Sunday, January 03, 2016
“The Lassen Peak Eruptions & Their Lingering Legacy”
“People had believed that Lassen Peak, a 10,457-foot high mountain, was an extinct volcano…. Then on May 19, 1915, a great eruption with lava caused a massive mudflow down the northeastern slope of the peak, unleashing damage and destruction onto Hat Creek Valley below.”
Lassen had “reawakened” earlier, on May 30, 1914, when it began to emit steam and black smoke. Elmer Sorahan, riding toward Susanville, looked up “and was moved to casually comment to his riding companion, ‘Looks like Mt. Lassen’s erupting.’”
Alan Willendrup of Roseville interviewed eyewitnesses for research on Lassen Peak forty years ago. Now, thanks to the Association for Northern California Historical Research, based at Chico State University, Willendrup’s work has been reissued and enhanced. “The Lassen Peak Eruptions & Their Lingering Legacy” ($19.95 in paperback from ANCHR, www.csuchico.edu/anchr) covers geology; the “First and Second Americans”; the eruptions and their aftermath. (Copies are available at The Bookstore in Chico, Discount Books in Oroville, and My Girlfriend’s Closet in Paradise.)
It’s a beautifully-written narrative, told with the human touch and a keen eye to set the record straight in the wake of wildly exaggerated newspaper stories.

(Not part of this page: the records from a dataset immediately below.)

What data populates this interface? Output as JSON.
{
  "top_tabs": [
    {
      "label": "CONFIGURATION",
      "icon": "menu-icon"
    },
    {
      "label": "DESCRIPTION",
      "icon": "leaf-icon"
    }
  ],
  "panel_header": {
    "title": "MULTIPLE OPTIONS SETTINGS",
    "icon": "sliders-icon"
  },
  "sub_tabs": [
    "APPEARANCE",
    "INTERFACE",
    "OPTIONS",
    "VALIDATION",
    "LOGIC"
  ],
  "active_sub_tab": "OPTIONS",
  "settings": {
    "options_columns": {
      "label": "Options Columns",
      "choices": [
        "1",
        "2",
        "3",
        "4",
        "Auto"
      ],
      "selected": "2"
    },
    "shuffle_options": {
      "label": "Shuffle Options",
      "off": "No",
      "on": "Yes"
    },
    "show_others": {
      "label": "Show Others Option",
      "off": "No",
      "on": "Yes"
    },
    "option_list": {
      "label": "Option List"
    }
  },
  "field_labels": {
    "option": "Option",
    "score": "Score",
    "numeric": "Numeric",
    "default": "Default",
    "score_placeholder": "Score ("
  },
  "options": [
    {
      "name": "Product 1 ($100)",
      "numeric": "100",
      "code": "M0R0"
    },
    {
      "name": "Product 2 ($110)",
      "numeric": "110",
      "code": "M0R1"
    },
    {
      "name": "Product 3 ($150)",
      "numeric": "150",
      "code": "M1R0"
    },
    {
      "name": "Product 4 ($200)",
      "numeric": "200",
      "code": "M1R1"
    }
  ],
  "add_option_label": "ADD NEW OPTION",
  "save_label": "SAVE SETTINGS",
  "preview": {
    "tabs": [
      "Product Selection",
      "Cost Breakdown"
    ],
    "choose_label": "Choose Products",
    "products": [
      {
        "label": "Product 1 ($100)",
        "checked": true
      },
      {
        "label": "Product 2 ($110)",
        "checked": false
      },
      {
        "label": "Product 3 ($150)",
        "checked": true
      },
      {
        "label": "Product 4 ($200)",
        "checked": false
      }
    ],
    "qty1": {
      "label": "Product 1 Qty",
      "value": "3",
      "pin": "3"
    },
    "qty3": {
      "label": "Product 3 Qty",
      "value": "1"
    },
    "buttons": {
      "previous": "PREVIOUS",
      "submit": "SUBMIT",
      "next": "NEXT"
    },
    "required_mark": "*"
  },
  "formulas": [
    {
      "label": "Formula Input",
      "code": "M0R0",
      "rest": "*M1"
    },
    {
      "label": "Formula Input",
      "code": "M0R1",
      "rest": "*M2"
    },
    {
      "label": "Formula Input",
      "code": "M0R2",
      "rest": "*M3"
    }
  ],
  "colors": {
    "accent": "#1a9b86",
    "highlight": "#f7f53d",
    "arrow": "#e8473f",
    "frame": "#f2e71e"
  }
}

No one died as a direct result of the eruptions, but there were some close calls and life in the areas below the peak would never be the same. The Shasta County Fair in 1915 featured “the only real live volcano in the United States”; and Charles E. Kunkle of Chico blamed Lassen for causing heavy spring rains that year.
It's clear from his laconic observation that “Sorahan knew nothing of the significance that this initial eruption would later have on his life. In less than a year, he would literally be running for his life from a fast advancing mudflow roaring down from the slopes of Lassen Peak on a path of destruction toward his small homestead in the Hat Creek Valley. But having no crystal ball, Sorahan and his companion were content to maintain their leisurely trot back to Susanville.”
Today? “One hundred years later, as the descendants of these incredibly resilient people live out their lives at the foot of Lassen Peak, the mountain sleeps—for now.”